Return, from the data below, each line that contains the word "title".

──────── Dataset records

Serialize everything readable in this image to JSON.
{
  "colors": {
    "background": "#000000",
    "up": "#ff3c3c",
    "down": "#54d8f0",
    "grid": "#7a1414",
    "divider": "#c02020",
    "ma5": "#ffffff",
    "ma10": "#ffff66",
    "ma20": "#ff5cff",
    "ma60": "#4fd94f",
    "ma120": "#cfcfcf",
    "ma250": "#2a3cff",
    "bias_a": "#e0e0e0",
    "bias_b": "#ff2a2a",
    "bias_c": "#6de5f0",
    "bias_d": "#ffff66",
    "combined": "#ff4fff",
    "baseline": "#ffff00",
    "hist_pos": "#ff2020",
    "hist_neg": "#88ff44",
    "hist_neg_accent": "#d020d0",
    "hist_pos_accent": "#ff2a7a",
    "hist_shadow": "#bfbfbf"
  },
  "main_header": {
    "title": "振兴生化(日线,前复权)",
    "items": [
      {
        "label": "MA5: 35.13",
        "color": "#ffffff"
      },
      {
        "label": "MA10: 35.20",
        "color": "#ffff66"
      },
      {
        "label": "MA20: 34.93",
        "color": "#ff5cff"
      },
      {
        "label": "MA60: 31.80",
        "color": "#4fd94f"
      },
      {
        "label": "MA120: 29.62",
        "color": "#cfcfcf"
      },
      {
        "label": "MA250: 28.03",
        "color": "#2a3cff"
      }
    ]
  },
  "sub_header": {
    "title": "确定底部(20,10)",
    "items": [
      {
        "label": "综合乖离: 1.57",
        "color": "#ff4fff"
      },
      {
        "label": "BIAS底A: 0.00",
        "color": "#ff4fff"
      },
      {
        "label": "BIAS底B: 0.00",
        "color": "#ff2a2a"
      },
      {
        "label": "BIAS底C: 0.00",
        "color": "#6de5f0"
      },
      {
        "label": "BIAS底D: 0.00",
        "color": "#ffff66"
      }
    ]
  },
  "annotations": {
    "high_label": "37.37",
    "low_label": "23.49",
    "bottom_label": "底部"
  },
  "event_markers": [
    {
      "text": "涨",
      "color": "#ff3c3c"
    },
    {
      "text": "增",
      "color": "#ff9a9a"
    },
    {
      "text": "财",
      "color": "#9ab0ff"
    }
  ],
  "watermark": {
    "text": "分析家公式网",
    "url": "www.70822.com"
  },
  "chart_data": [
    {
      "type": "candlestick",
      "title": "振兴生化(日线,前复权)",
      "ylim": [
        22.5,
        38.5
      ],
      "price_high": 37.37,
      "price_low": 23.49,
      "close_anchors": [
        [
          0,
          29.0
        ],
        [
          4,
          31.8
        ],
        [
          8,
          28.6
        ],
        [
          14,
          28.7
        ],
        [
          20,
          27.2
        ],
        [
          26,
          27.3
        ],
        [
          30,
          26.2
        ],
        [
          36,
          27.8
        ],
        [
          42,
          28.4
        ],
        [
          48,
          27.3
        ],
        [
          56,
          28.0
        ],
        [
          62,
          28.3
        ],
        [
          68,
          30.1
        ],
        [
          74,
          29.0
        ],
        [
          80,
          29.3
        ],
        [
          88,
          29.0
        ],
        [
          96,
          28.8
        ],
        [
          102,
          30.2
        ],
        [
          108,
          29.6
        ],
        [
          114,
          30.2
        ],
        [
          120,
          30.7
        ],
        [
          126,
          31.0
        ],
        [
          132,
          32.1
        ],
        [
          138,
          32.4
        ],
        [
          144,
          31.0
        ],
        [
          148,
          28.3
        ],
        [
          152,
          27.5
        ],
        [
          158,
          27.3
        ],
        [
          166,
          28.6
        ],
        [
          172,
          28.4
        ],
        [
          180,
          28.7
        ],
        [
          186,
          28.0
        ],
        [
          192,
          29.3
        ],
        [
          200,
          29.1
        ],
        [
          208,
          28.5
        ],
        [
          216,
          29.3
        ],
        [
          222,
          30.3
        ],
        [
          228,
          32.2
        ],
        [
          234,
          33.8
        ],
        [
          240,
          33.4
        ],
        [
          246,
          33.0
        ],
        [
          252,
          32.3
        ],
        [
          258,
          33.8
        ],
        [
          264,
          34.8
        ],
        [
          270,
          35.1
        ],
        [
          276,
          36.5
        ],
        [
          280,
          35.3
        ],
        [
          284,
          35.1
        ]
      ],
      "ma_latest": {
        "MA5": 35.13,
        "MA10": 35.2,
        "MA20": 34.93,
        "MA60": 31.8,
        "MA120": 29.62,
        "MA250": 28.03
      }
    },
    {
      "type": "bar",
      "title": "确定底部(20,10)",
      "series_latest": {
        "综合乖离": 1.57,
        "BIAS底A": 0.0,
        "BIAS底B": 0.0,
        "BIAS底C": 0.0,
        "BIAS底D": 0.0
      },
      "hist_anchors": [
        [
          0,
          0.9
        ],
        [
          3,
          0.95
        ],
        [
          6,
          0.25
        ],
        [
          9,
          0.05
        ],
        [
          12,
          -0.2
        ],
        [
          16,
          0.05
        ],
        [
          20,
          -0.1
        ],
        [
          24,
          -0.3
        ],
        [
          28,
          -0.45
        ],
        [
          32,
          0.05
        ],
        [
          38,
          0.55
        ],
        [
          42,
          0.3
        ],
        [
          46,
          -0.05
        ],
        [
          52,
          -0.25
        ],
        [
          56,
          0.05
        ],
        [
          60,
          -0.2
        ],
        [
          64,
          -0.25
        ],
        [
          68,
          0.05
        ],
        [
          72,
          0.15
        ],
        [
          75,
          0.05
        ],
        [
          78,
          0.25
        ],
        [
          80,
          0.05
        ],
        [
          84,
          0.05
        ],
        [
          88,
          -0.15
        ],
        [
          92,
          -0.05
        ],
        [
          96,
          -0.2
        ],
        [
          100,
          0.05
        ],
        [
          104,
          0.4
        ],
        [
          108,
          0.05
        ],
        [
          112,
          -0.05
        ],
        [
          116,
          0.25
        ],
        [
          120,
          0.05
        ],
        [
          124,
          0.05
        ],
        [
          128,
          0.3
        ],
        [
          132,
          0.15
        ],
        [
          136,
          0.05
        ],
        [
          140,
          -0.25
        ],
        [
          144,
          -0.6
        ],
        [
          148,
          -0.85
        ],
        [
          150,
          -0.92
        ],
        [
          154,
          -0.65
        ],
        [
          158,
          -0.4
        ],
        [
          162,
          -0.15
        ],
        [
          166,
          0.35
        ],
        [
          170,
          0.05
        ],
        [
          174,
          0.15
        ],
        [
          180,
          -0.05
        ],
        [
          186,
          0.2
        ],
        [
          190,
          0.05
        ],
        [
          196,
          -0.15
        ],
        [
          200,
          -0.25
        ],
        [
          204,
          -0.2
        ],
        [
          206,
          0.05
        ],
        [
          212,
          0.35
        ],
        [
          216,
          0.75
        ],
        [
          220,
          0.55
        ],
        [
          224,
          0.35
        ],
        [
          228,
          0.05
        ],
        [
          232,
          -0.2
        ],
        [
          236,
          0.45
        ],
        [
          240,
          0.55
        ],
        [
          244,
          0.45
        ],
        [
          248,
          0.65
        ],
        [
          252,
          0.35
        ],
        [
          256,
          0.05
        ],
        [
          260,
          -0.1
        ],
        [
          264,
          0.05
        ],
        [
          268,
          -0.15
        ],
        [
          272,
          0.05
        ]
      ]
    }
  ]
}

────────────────

-- Written answer --
    "title": "振兴生化(日线,前复权)",
    "title": "确定底部(20,10)",
      "title": "振兴生化(日线,前复权)",
      "title": "确定底部(20,10)",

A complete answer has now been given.